But, conversely, the Suns are a serious dark-horse since the Robert Sarver factor means a potential return for Paul could range anywhere from Mikal Bridges, T.J. Warren, and a first-round pick to Tyler Johnson, a goat, and a second-round pick. There’s just no way of forecasting with them.
However, during owner Tilman Fertitta’s exit interview, he told the Houston Chronicle’s Jonathan Feigen, “Chris is smart. I think Chris has a lot in him to contribute in the next couple years. He’s got savvy and intelligence that helps the team.” Signalling that a potential Paul deal likely is not forthcoming.
Alas, this likely means that Rockets’ fans will probably have to spend next season similar to how they spent this one: debating after each decent game whether Paul is finally ‘back’.

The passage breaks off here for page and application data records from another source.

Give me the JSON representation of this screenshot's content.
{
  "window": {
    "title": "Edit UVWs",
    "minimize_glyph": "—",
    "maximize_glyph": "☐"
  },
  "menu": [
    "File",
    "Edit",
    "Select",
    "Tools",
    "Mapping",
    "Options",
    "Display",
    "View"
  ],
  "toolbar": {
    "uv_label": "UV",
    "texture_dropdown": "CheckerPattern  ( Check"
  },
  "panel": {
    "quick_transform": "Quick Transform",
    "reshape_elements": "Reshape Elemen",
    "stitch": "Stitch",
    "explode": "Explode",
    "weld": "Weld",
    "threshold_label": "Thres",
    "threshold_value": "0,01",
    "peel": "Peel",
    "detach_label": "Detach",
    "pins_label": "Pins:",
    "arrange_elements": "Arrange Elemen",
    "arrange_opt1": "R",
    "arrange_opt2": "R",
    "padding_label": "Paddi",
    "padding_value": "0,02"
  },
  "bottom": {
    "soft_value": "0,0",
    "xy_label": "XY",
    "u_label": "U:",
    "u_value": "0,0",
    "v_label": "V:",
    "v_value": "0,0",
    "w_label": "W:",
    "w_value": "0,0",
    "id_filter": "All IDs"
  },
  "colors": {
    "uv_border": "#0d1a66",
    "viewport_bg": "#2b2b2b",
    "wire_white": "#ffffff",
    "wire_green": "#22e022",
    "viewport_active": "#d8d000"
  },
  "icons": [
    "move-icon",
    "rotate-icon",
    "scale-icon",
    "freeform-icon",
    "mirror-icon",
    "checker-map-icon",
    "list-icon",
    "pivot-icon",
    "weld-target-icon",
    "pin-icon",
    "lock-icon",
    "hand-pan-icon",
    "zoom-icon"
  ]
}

However, based on Daryl Morey’s track record, it’s undoubtable that he and his staff will do their due diligence when it comes to Paul. If Harden continues to rise this coming season, Paul’s role will only become further mitigated, worsening any trade prospects. How much of Paul’s value do you think Eric Gordon and Austin Rivers could supplement if given bigger roles? You’d be a fool if you don’t think Morey is asking his staff the same question.
As sad as it is to accept, father time remains undefeated: Paul’s decline has begun.
If the Rockets aren’t realistic this summer about Paul’s future, this could be Lakers’ Steve Nash on a $45 million salary before they know it.